Citation: Xue R, Jia K, Wang J, Yang L, Wang Y, Gao L and Hao J (2018) A Rising Star in Pancreatic Diseases: Pancreatic Stellate Cells. Front. Physiol. 9:754. doi: 10.3389/fphys.2018.00754
Received: 01 February 2018; Accepted: 29 May 2018;
Published: 18 June 2018.
Edited by:Atsushi Masamune, Tohoku University, Japan
Reviewed by:Kyoko Shimizu, Tokyo Women’s Medical University Medical Center East, Japan
Kenoki Ohuchida, Kyushu University, Japan

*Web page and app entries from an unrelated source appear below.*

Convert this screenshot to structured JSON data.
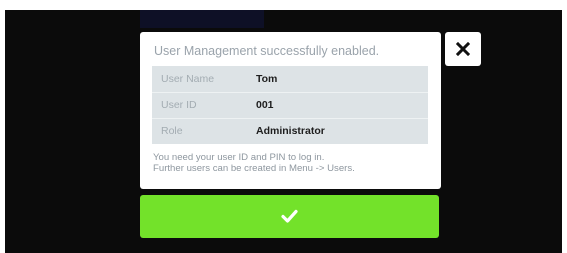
{
  "dialog": {
    "title": "User Management successfully enabled.",
    "fields": [
      {
        "label": "User Name",
        "value": "Tom"
      },
      {
        "label": "User ID",
        "value": "001"
      },
      {
        "label": "Role",
        "value": "Administrator"
      }
    ],
    "hint_line1": "You need your user ID and PIN to log in.",
    "hint_line2": "Further users can be created in Menu -> Users."
  },
  "buttons": {
    "close_icon": "close-icon",
    "confirm_icon": "checkmark-icon"
  },
  "colors": {
    "screen_bg": "#0b0b0b",
    "confirm_green": "#73e22a",
    "table_bg": "#dde3e6",
    "muted_text": "#9aa3ab"
  }
}
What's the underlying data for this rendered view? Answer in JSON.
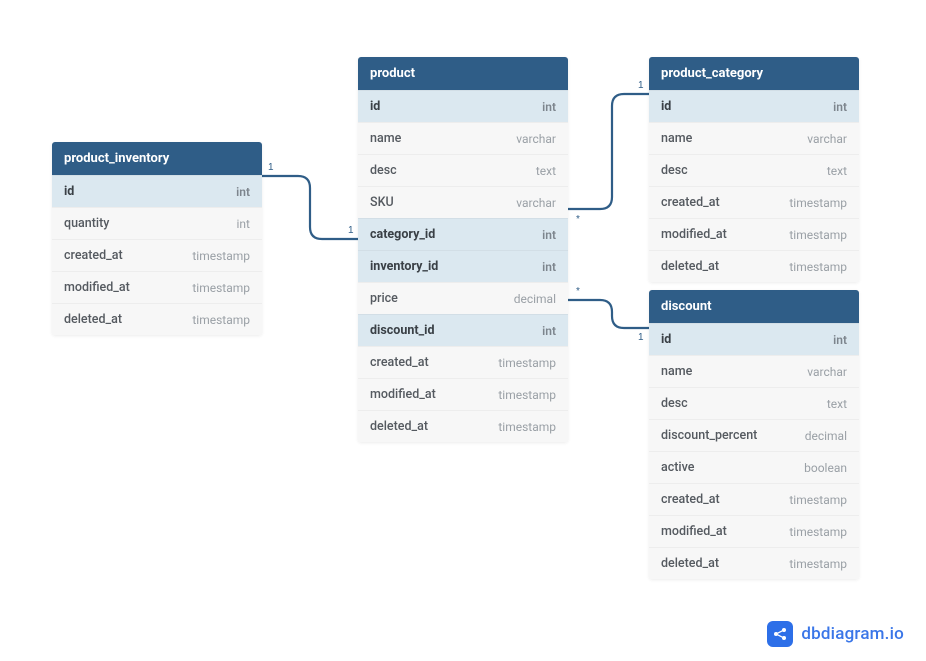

Copyright © 2018 Xue, Jia, Wang, Yang, Wang, Gao and Hao. This is an open-access article distributed under the terms of the Creative Commons Attribution License (CC BY). The use, distribution or reproduction in other forums is permitted, provided the original author(s) and the copyright owner are credited and that the original publication in this journal is cited, in accordance with accepted academic practice. No use, distribution or reproduction is permitted which does not comply with these terms.
*Correspondence: Jianyu Hao, email@example.com